In his 22 years as a tenured professor, Jaenike has enjoyed the job security because it has changed the way he has approached his research at the University.
‘Knowing I have tenure is nice so that I can set up long-term research goals,” he said.
Within the political science department, Professor David Primo, who was up for tenure a little over a year ago, has a similar view on what tenure will enable him to accomplish.
‘Tenure is a reflection that your department and the field more generally views your research as being important,” Primo explained. ‘It is allows you more freedom to explore new and perhaps uncharted research waters.”
From a research standpoint, the qualifications for tenure are generally structured and easy to evaluate, even though the definition of research varies for each field of study.
‘For biology, the number one criteria [for receiving tenure] is whether you can do independent, scholarly research,” Jaenike said.
According to Eaves, in science departments this research criteria usually refers to lab work. In the humanities and in social sciences, however, research is considered in terms of the faculty member’s publications.

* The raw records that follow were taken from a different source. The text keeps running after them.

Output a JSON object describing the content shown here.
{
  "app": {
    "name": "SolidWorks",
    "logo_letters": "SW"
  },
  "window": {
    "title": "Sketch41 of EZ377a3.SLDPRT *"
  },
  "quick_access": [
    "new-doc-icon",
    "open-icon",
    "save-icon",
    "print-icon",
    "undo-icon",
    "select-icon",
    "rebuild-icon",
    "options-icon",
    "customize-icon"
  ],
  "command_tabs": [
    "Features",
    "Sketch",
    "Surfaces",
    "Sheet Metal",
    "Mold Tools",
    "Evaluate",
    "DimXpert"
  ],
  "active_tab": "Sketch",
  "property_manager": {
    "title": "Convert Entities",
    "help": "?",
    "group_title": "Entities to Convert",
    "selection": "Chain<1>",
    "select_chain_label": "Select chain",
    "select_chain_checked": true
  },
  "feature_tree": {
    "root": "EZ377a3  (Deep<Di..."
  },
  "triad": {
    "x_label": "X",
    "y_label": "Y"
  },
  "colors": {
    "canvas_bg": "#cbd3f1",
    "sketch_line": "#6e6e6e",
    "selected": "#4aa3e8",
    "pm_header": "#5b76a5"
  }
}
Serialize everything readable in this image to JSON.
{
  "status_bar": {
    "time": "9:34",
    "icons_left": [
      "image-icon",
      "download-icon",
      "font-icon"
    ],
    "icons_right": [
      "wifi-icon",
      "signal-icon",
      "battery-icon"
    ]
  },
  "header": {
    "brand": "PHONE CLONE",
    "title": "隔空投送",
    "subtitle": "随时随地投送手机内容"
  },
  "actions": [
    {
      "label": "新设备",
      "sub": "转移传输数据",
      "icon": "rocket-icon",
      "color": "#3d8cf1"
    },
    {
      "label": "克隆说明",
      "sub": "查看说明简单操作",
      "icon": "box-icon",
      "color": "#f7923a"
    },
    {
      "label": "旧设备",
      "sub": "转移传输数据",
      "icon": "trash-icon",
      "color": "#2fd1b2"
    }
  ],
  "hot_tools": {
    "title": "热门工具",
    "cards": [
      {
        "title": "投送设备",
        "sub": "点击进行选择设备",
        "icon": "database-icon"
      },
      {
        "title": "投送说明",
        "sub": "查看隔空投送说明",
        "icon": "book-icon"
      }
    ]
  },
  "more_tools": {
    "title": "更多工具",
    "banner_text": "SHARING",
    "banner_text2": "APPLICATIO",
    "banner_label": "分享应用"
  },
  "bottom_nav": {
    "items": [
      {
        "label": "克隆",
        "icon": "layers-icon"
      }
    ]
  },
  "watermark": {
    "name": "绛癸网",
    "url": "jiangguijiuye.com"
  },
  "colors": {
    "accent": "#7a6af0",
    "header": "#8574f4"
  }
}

When a professor is up for tenure, he or she usually has published a book in addition to writing articles.
By the time Primo was up for tenure, for example, he had published two books and a variety of articles that touched on different aspects of his field, American politics and political economy.
These publications are under rigorous scrutiny and review by academic peers during the tenure process.
‘The department first has to decide whether your case is likely to merit tenure,” Primo said. ‘If it decides that it does, then it finds experts in your field at top research universities to comment on the merits of your research.”
But while UR prides itself as being research-oriented, the University’s Web site also boasts that it ‘remains one of the smallest and most collegiate among top research universities, with smaller classes, a low 9:1 student-to-teacher ratio and increased interactions with faculty.”
This is a distinction that led some to question just what the focus should be in granting tenure.
‘I believe that teaching should count more [in deciding tenure],” Jaenike said, reasoning that, ‘[It’s] an important part of the mission here.”
But it can undoubtedly be difficult to find that equilibrium between exceptional research and teaching excellence.
‘In one sense, professors are facing in toward the students and faculty,” Eaves said. ‘But at the same time, we are facing out toward the most expert in our field. So while, at a small liberal arts college, the focus is more inward, at UR, it must be a balance between the two.”
Hilfinger is a member of the class of 2010.